Goal of the exercise :: Each line holding the string "username" is to be copied from the data.
(Beginning of Data extract)
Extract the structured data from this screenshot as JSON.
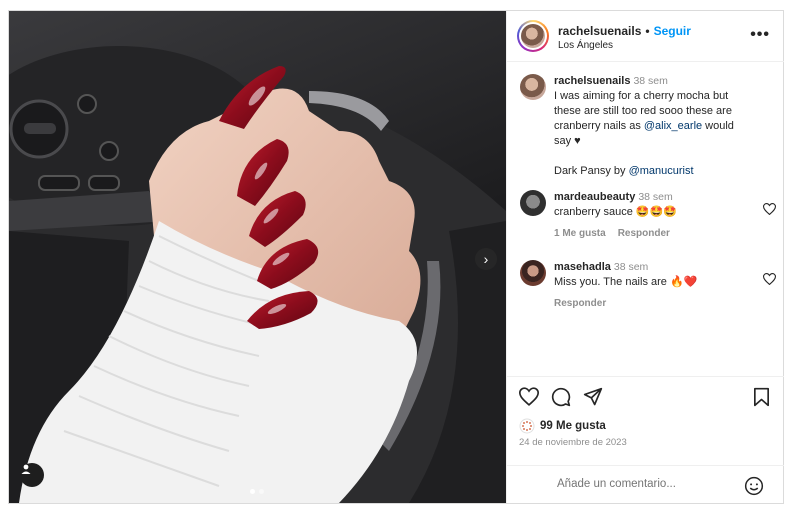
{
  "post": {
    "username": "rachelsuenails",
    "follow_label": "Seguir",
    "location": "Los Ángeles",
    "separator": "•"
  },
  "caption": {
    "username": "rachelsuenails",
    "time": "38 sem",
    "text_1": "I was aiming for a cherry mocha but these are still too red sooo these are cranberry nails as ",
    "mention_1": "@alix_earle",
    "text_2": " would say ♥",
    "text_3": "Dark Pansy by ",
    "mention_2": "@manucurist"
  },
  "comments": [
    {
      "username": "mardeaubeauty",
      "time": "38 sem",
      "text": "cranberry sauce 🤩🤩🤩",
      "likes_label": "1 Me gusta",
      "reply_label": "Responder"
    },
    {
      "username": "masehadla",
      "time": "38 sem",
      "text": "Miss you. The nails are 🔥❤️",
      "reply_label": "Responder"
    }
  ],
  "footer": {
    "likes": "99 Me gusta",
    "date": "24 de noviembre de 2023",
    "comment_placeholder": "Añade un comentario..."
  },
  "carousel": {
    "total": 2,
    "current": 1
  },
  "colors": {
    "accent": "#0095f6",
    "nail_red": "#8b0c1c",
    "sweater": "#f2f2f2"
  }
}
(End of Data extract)
Answer for this exercise ::
    "username": "rachelsuenails",
    "username": "rachelsuenails",
      "username": "mardeaubeauty",
      "username": "masehadla",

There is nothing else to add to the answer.